Dozens of people have been arrested in Hong Kong on Wednesday after the new law came into effect. Hong Kong police confronted a group of demonstrators gathered in the city center. At least 30 people were arrested for "unlawful assembly, violating the security law, obstructing police and possession of weapons". Those arrested included a man who was carrying a "Hong Kong Independence" flag.

Zhang Xiaming of the Hong Kong and Macau Affairs Office of the State Council defended it announcing, "We Chinese will not be scared by anyone. Gone are the days when we had to take cues from others."

Key Features of National Security Law

52 Countries Welcomed The Move?

As per the Chinese news organization CGTN, speaking at the 44th session of the United Nations Human Rights Council on Tuesday, June 30, Cuba on behalf of 52 countries welcomed its adoption. A representative of the communist-ruled country Cuba read out a joint statement signed by 52 countries as below:

"Non-interference in internal affairs of sovereign states is an essential principle enshrined in the Charter of the United Nations and a basic norm of international relations.

"In any country, the legislative power on national security issues rests with State, which in essence is not a human rights issue and therefore not subject to discussion at the Human Rights Council. We believe that every country has the right to safeguard its national security through legislation, and commend relevant steps taken for this purpose.

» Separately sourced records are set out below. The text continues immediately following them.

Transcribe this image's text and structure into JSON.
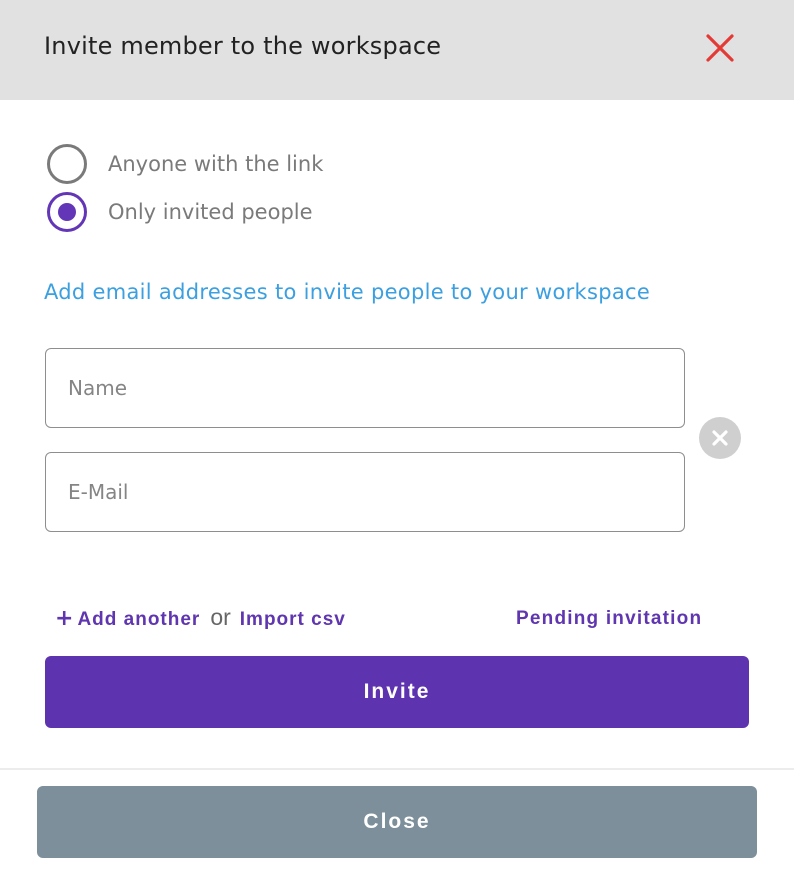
{
  "dialog": {
    "title": "Invite member to the workspace",
    "close_icon": "close-x-icon",
    "close_icon_color": "#e53935"
  },
  "access": {
    "options": [
      {
        "label": "Anyone with the link",
        "selected": false
      },
      {
        "label": "Only invited people",
        "selected": true
      }
    ],
    "selected_color": "#6236b6"
  },
  "hint": "Add email addresses to invite people to your workspace",
  "form": {
    "name_placeholder": "Name",
    "email_placeholder": "E-Mail",
    "name_value": "",
    "email_value": "",
    "remove_icon": "remove-circle-icon"
  },
  "links": {
    "plus": "+",
    "add_another": "Add another",
    "or": "or",
    "import_csv": "Import csv",
    "pending_invitation": "Pending invitation"
  },
  "buttons": {
    "invite": "Invite",
    "close": "Close"
  },
  "colors": {
    "accent": "#5d33b0",
    "link": "#3b9fe0",
    "close_button": "#7c8f9a",
    "header_bg": "#e1e1e1"
  }
}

"In this context, we welcome the adoption of the decision by China's legislature to establish and improve a legal framework and enforcement mechanisms for the Hong Kong Special Administrative Region (HKSAR) for the purpose of safeguarding national security, as well as China's reaffirmation of adherence to 'One Country, Two Systems' guideline."